I’ve heard a lot of people comment that life right now feels like the movie “Groundhog Day”—the same thing over and over again with no end in sight. While there are blessings in having our lives slow down, there are also tensions and frustrations that overflow out of our hearts through our mouths and onto the people we really want to show love. Your spouse, your children, your roommate, your co-workers … even your dog might be getting the brunt of your tongue.
Thousands of years ago, James (Jesus’ brother) wrote about the unwinnable battle of taming our tongues:
We all stumble in many ways. Anyone who is never at fault in what they say is perfect, able to keep their whole body in check … consider what a great forest is set on fire by a small spark.The tongue also is a fire, a world of evil among the parts of the body. It corrupts the whole body, sets the whole course of one’s life on fire, and is itself set on fire by hell. All kinds of animals, birds, reptiles, and sea creatures are being tamed and have been tamed by mankind, but no human being can tame the tongue. It is a restless evil, full of deadly poison.

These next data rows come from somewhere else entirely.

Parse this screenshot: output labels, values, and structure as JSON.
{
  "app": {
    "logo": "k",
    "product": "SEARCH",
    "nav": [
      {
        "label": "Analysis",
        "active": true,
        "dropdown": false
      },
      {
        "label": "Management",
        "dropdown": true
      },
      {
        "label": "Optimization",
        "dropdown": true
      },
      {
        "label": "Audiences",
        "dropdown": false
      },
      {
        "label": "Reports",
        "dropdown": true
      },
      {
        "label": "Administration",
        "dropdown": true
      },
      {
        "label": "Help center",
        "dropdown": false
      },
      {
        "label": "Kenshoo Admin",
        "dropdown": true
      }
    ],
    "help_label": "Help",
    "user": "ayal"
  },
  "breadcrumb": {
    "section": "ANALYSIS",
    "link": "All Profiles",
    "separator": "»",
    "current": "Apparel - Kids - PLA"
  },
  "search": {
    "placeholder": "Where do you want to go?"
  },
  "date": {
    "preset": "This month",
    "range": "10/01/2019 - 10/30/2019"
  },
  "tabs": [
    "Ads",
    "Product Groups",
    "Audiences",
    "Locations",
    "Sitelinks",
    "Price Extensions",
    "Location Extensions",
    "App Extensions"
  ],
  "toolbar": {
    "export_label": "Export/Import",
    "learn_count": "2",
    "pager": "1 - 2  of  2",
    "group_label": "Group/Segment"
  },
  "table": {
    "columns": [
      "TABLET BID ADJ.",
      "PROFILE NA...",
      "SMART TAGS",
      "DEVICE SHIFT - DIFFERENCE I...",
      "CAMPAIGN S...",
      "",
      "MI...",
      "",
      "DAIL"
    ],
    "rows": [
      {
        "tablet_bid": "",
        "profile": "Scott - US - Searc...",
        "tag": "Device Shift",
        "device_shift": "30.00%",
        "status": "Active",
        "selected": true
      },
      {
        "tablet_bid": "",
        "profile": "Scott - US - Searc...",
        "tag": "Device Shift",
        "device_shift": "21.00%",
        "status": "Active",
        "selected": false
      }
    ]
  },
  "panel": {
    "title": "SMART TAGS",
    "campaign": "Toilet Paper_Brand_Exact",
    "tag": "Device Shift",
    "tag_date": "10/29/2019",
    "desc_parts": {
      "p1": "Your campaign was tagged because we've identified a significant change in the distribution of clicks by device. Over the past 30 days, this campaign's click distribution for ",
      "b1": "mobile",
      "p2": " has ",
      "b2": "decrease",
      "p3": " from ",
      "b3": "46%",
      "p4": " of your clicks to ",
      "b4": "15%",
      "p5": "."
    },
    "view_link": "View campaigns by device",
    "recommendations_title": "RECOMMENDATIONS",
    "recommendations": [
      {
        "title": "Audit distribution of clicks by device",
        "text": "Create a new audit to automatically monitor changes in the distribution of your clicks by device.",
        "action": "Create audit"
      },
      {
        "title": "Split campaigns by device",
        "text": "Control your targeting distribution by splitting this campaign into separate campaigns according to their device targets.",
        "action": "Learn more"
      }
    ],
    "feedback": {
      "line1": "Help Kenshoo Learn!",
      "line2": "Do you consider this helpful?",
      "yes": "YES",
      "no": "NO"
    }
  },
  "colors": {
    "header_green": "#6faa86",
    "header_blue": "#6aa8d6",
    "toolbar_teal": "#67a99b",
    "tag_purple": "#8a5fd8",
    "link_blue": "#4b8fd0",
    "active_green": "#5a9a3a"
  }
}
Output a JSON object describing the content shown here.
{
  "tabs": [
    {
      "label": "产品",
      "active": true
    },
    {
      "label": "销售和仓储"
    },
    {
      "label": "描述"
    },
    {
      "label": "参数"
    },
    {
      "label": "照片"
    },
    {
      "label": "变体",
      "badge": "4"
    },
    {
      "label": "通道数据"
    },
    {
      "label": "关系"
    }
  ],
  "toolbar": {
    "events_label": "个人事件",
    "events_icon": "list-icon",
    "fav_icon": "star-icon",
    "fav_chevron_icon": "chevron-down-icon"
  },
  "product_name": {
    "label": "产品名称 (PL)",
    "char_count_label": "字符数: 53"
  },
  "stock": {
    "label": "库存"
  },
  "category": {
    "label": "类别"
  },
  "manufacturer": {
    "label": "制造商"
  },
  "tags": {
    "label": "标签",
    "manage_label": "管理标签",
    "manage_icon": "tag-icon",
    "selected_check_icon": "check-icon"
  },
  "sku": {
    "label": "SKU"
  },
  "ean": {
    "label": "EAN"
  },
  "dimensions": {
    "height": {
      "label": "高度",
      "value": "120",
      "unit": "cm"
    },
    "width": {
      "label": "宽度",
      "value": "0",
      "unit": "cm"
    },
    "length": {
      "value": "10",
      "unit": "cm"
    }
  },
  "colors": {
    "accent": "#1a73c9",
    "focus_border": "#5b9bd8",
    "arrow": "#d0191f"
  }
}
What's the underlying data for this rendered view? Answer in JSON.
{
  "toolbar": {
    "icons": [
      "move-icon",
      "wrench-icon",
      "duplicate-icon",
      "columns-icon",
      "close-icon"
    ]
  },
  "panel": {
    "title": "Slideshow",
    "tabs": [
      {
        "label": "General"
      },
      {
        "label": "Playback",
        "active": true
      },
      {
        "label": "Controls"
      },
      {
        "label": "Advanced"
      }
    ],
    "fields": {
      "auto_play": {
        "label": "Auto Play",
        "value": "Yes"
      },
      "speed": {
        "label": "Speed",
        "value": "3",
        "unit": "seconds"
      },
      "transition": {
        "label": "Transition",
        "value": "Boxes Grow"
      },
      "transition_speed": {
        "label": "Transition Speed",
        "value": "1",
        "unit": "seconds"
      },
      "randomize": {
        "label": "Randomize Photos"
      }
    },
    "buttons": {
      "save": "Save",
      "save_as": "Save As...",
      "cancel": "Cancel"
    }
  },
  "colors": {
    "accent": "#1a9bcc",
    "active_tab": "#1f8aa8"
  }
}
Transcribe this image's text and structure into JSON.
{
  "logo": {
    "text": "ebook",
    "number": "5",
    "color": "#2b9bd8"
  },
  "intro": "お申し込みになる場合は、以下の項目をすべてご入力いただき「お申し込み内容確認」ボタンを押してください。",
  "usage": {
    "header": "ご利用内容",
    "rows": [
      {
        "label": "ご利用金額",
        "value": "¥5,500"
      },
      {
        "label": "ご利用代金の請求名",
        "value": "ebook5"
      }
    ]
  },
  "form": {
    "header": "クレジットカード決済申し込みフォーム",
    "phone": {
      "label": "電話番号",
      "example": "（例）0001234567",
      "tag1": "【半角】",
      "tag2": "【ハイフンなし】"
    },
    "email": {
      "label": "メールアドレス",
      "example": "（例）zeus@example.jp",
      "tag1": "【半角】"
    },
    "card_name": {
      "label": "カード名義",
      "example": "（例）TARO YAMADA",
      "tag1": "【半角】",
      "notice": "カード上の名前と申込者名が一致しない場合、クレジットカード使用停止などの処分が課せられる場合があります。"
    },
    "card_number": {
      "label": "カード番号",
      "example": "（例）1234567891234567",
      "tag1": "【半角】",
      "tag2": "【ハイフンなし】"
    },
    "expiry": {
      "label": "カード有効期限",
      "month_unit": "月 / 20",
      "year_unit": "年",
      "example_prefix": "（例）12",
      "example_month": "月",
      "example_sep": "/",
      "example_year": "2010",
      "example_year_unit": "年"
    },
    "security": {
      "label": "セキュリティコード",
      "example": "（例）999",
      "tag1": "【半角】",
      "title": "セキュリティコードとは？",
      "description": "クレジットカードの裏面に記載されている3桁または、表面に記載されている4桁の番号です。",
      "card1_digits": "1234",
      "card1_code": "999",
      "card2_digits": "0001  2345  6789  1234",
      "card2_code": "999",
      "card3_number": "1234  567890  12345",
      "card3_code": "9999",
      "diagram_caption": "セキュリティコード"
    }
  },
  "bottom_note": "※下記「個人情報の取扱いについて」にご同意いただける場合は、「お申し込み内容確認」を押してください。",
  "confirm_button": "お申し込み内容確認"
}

Maybe you, like me, hate snakes. Or spiders. Now imagine a snake or tarantula roaming around your house at all times, just waiting to bite with poison. This is the picture James paints of our tongues. Solomon said that both the power of life and death are in our words. Imagine either roses or daggers coming out of your mouth as you’re going throughout your “Groundhog Days.”
If you’re like me, you can spend time reading God’s Word and listening to praise music in the morning and start complaining ten minutes later. I’ve even complained about my husband and kids (and dogs) interrupting my time with God! As James says, both praise and curses come out of the same mouth. This shouldn’t be!
Over the past week, I’ve been challenged to make my words a point of focus and prayer. All five of us Slatterys (not to mention our dogs Zoe and London) are working and studying from home all day, every day. Am I speaking life or death into the ones I love the most?
Here are three practical things you can incorporate into your daily life as an act of pleasing God with your tongue.
When a challenge is too great, most of us don’t even want to attempt it. As James wrote, taming the tongue feels like an impossible task. Where do you even begin? Gossip? Slander? Little white lies? Complaining? It’s okay to start small! Pick one area of your tongue that you want God to teach you to tame.
Throughout my life, that “one thing” has changed. I’ve been through rounds of gossip, dishonesty, and negativity. In this season, the hardest thing for me is not giving unsolicited advice (translated: criticism and nagging). I never take off my psychologist’s hat, so I often notice things in the people I love that need to be “fixed.” Every book I read or sermon I hear reminds me of someone who could really use that advice! This is particularly true with interacting with my “almost-adult” sons. Their lives would be so much better if they would listen to me!!!
God is teaching me the power of staying silent and trusting Him with the things that I really want to say. It can feel like a major victory when I yield those unspoken words to my Father instead of pouring them out on people who really didn’t ask for them.
Stopping the negative flow out of our mouths is only one side of the equation. God doesn’t just want us to remain silent, but to use our words to praise Him, share good things, and encourage people. Actor John Krasinski started a weekly YouTube feature called “Some Good News.” In it, he highlights the good things that are happening in our world, like random acts of kindness, cheering for health-care heroes, and touching stories of love. This 20-minute lighthearted segment is encouraging millions of people around the world who are famished to hear something positive.
What would happen if you were known by your friends and family during this time for bringing encouragement, fun, and hope into the doldrums and depression of COVID-19? Again, start small.
Pick three people you either live with or interact with regularly and make it a secret project between you and the Lord to say something life-giving to them every day. It can be a text, a compliment, a word of encouragement, or even just saying, “I really appreciate _____ about you.” The very practice of saying something positive will not only encourage the other person, but will also help you to focus on the good instead of the frustrations.
If the water in your house became contaminated, the solution probably would not be to change the faucet or even apply a filter. You would have to find the source that is spoiling the fresh water. The same is true with our tongues.
You will never tame your tongue through self-control. As Jesus said, every wicked thing flows from the heart. Any victory I’ve experienced with my tongue has come through the work God is doing in my heart. Gossip comes from my pride and jealousy. Words of anger come from my desire to be in control. Complaining and negativity flow from my ingratitude.
Will you pray this simple prayer every day? Lord, please show me the source of my words.
James’ letter to the early church is a practical guide to honoring God with our daily lives. The tongue is a great way to start. And there’s no better time than … Groundhog Day!
You may also find the following resources helpful:
COVID-19 Marriage Survival Guide (blog)
Don't Waste The Pain (blog)
Java with Juli #127: Learning How to Apologize in Relationships
The Very Important Difference Between Conflict and Fighting (blog)